Speaking to Formula1.com's Will Buxton, Wolff recalled a moment in his early days with the Brackley squad that would come to define the team's warm atmosphere.
"There is a lot of camaraderie, I would call it," said the Austrian.
"I had a weird situation in 2015 when I moved to the UK and for my birthday on January 12th my wife Suzie said ‘who do you want to invite?’.
"The only people I could imagine inviting were my close confidants in the team. We ended up having a dinner with 10 or more colleagues of mine with their wives, and that shows how close we were straight from the get-go."
Wolff said he harbored a genuine interest in his colleagues, an attentiveness that permeates through the team.
"I have a real interest in the people," he added. "I like to spend a lot of time with them, understanding their struggles, their worries and also what motivates and challenges them.

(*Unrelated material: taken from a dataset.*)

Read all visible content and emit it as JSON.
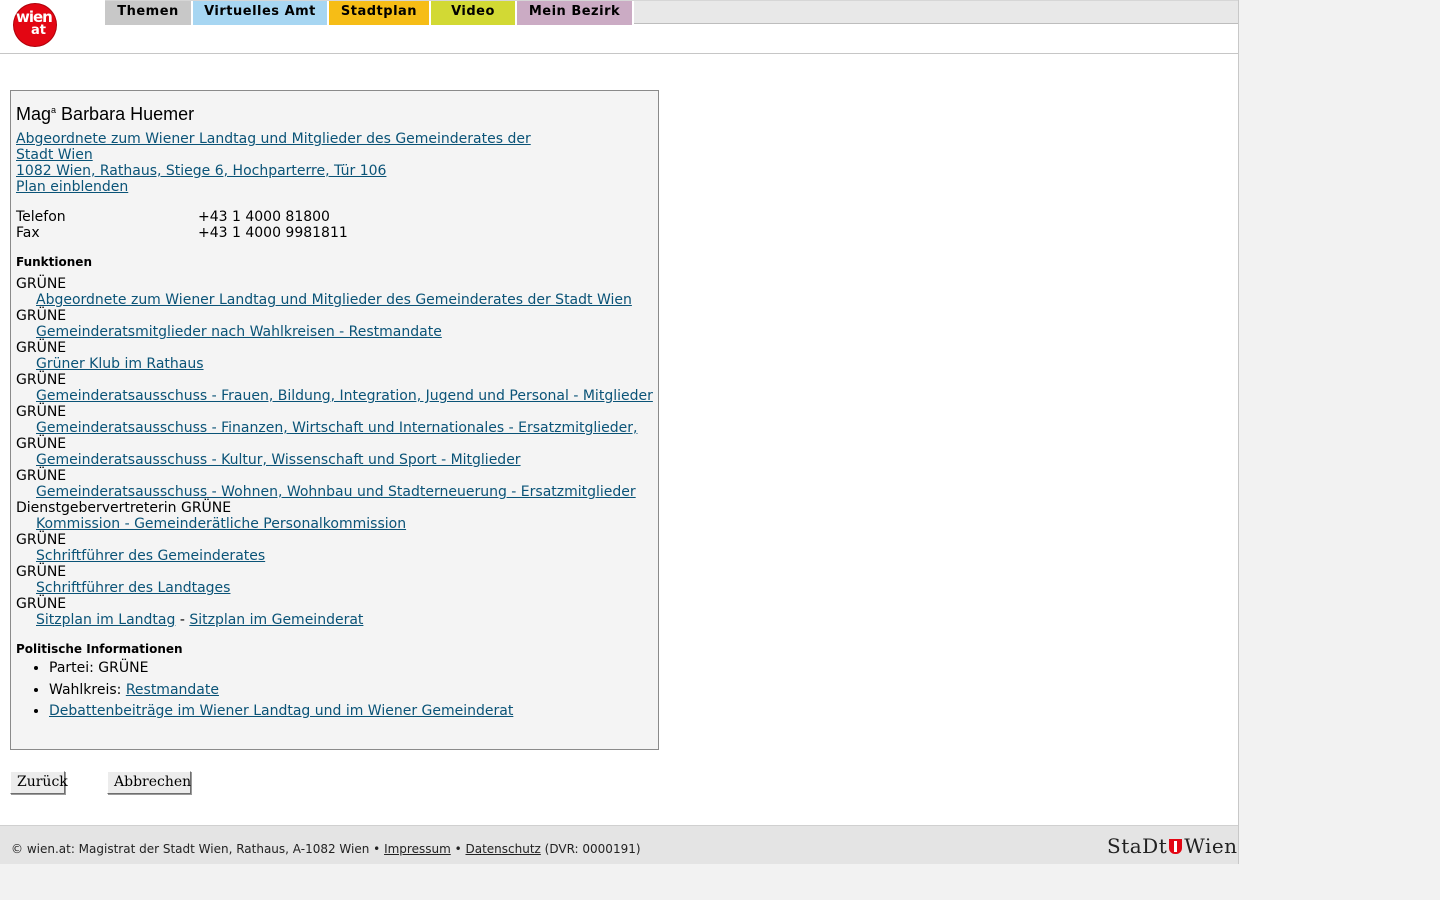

"We care for each other in the team and I think this is being felt. But it’s not all schmoozing and we are all so happy with each other, there’s also a way of coping with pressure.
"It’s a safe environment. We have no hire-and-fire policy, we don’t blame each other.
"It can be heated, and that’s very important, diversity of opinion, but it never leads to a situation where we fall out with each other.
"If we fall out, that has been at the beginning, that means the characters didn’t fit to each other."
Creating a positive atmosphere is an important undertaking. But sustaining year in and year out the productive and receptive environment is equally critical.
Wolff explained how the team resorted to a simple philosophy inspired by an adage promoted by New Zealand's famed All Blacks rugby squad.
"We have a sports psychologist in the team called Ceri Evans who is also the sports psychologist for the All Blacks," said the 48-year-old team boss.
"One of the mottos of the All Blacks is ‘No dickheads’! And we kind of took that philosophy to us as well."